WHAT IS REQUIRED: A single number is expected: the count of lines in the records below that contain "author".

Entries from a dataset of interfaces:
◇ ◇ ◇

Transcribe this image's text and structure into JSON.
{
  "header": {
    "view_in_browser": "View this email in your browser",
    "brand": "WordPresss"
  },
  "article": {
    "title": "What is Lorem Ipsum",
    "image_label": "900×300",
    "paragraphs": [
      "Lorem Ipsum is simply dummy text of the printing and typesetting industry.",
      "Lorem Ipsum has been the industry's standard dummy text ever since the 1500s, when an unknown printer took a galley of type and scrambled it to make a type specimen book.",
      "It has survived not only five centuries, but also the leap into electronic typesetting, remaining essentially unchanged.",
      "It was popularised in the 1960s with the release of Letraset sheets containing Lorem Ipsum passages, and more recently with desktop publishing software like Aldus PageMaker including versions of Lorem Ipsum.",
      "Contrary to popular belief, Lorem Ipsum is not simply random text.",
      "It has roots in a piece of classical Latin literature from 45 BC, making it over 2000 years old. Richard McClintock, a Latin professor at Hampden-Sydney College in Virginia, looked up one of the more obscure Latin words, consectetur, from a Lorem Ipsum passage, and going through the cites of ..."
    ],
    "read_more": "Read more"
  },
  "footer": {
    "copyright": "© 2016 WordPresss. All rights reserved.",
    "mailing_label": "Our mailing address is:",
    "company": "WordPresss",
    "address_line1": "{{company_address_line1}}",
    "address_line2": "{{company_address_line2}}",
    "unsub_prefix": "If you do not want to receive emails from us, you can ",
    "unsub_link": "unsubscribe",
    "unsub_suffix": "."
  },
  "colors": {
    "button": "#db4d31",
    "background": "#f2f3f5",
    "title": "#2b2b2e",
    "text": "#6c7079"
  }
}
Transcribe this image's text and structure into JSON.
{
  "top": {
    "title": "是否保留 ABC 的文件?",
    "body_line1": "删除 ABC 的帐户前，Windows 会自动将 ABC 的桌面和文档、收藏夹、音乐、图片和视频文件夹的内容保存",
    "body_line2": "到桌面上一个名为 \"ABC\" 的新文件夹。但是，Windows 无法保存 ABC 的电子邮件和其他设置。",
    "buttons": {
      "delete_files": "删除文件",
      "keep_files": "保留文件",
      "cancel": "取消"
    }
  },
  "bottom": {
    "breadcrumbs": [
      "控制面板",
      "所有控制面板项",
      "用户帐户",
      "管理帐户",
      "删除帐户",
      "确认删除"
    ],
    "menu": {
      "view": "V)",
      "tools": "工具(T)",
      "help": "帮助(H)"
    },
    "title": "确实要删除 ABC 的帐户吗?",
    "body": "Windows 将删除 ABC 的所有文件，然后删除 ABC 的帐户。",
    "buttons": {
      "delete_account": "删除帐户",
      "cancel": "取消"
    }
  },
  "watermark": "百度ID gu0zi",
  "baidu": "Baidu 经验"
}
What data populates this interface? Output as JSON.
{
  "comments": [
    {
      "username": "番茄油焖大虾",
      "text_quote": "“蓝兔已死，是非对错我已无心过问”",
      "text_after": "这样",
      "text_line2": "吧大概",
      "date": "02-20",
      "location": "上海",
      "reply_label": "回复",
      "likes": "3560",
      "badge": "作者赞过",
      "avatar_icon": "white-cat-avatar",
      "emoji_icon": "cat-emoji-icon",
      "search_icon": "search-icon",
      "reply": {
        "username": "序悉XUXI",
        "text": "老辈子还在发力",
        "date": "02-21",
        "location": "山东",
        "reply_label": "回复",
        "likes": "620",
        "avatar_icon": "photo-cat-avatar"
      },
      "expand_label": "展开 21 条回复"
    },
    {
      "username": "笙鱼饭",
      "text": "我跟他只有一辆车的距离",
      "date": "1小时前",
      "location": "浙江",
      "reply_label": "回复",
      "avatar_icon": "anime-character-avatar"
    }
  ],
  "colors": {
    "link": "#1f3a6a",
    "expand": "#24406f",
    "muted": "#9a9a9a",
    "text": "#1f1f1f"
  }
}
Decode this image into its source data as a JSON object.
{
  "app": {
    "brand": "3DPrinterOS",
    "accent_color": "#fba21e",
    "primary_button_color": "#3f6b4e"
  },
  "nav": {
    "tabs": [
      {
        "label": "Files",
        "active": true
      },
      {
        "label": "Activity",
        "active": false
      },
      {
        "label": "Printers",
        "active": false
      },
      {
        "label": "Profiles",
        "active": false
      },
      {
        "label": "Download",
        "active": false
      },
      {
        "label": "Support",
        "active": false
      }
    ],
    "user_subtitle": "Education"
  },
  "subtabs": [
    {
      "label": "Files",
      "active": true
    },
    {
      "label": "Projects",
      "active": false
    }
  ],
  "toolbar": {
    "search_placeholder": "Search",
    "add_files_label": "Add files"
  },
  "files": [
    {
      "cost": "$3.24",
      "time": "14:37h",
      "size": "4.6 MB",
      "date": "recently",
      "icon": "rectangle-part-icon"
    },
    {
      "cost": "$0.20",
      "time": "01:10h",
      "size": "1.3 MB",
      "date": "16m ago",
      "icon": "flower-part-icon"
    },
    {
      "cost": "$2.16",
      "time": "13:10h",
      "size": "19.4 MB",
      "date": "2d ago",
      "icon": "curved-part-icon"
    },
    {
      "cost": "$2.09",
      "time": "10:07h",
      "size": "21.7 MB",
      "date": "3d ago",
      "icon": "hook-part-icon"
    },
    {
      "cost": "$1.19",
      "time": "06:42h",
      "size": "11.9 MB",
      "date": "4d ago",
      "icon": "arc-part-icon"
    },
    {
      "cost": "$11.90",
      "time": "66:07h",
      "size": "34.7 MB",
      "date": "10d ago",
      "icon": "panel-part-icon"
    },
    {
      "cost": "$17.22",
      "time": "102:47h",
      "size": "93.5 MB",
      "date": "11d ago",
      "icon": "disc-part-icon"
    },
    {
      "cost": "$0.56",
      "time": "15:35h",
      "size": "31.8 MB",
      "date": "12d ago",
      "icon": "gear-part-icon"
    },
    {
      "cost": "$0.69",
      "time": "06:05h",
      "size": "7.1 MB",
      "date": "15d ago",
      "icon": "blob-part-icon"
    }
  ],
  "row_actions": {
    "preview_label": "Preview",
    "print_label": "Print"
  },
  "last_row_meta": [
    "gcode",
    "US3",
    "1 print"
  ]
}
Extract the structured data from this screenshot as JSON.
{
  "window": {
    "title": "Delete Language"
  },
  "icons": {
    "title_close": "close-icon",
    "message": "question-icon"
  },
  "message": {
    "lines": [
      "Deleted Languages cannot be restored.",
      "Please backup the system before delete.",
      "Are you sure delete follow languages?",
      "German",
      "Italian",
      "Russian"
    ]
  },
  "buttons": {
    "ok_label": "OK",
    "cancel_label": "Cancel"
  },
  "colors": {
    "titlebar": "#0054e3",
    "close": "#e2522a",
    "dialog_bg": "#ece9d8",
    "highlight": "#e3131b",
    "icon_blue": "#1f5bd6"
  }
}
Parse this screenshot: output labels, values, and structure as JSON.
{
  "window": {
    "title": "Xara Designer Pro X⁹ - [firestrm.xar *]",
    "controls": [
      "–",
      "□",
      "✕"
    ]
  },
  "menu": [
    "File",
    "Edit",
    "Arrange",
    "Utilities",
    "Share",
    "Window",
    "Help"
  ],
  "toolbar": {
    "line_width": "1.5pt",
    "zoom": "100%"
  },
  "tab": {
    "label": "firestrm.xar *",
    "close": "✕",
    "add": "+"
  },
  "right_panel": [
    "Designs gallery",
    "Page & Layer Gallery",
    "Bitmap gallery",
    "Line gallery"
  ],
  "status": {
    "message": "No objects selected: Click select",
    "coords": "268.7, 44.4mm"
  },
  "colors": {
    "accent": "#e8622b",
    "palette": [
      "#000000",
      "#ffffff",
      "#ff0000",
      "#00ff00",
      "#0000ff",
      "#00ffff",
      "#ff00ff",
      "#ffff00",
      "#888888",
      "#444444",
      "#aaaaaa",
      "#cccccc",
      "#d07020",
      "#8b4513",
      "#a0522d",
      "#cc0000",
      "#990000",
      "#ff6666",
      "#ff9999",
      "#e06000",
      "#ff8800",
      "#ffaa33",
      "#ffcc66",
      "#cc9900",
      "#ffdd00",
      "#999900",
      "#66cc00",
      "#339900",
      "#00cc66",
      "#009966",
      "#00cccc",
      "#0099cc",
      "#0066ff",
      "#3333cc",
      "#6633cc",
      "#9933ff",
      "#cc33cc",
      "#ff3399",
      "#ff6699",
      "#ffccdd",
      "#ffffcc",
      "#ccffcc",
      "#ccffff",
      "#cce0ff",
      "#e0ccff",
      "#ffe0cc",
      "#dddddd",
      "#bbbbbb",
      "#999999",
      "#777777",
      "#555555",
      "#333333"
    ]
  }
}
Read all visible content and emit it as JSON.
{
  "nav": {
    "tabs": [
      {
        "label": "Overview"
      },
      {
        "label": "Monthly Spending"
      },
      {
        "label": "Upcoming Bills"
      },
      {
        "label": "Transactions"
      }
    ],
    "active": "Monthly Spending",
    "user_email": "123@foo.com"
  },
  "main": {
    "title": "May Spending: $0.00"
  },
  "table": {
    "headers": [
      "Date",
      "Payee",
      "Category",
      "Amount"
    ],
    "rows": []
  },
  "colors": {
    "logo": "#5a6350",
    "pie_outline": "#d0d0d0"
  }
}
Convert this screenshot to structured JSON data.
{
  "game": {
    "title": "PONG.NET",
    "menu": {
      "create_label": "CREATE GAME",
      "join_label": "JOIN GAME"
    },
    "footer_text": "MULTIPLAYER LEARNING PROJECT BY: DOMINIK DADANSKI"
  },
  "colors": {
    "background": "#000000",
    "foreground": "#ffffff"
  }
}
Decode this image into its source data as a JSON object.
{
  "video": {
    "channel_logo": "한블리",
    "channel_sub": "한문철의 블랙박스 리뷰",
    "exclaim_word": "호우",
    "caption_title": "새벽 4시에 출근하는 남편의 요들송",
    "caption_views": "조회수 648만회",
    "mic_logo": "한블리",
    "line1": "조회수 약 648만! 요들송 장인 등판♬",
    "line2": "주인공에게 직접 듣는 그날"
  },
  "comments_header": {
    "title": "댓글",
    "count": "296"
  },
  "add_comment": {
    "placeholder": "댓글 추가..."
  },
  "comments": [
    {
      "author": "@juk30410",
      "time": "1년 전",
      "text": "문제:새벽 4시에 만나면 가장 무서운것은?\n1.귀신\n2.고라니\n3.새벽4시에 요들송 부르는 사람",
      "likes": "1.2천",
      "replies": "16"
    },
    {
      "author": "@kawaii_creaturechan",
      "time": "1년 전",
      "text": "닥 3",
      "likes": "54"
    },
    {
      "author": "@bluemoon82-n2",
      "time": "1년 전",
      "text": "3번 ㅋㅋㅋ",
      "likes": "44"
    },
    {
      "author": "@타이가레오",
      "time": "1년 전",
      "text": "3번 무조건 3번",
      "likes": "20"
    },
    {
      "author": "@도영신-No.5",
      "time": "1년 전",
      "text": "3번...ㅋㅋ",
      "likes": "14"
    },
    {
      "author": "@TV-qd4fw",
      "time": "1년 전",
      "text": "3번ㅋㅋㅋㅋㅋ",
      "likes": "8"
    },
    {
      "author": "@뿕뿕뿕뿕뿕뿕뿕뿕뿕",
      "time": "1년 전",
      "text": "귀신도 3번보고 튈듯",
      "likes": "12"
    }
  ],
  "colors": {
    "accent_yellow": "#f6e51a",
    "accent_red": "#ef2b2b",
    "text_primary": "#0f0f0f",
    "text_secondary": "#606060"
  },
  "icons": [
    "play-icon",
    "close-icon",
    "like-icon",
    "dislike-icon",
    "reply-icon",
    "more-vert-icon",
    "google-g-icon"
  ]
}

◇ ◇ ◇

EXERCISE RESPONSE: 7